"We're looking to see if we see any unsafe acts by anyone, and we're also at the same time, checking to see if we do happen to see a column of smoke," Lt. Jacob Holmes told ABC7 during a patrol Saturday.
It was a day of firsts for the Oakland Fire Department. It was the first Red Flag Warning of the year, the first day with the dangerous combination of low humidity and high wind, and the first day of patrols.
The fire season has officially started.
"It's very stressful. We have more people out. They're out having fun. There's more chances of fires to start with the wind and the flashy fuels we have right now," Battalion Chief Edward Kilmartin told ABC7.
"You have light fuels, medium fuels, heavy fuels," Holmes explained.
The mixture of vegetation and steep slopes makes the Oakland Hills prime fire territory and a challenging response area for firefighters. That is why prevention is key, keeping a good defensible space, cutting back limbs and clearing yards.
"Here is an example of a property being out of compliance," Holmes pointed out during a patrol. "Even though it looks like a small area, this can be more dangerous than if there was a lot of heavier, dense fuel."
Tall, dry grass helped fuel a fire Friday, at the bottom of Mount Diablo. The wild fire moved quickly, but firefighters were able to keep the flames away from homes. However, in the Oakland Hills, houses are built closer together and the risks are greater.
Homeowners are worryied about incidents like one where a neighbor recently cleared his lot but left all the shrubs on the side of the road. Some residents in the area have called the city to report the neighbor to see if vegetation management will remove some debris, but it turns out, it is the land owner's responsibility and he does not live in the area.
"I don't want to have a fire like they did 20 years ago. It makes me very nervous," neighbor Carol Lourie said. "Even though I just moved to the neighborhood, I don't want to lose my house."
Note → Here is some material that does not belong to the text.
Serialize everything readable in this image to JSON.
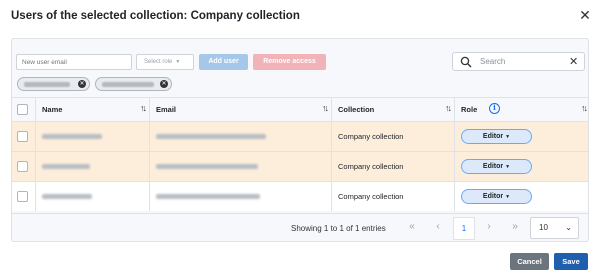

Firefighters will start citing people for not clearing their land on June 15. First, homeowners will get a warning. If that gets ignored, the city will hire an outside company to clear out the land and bill the homeowner.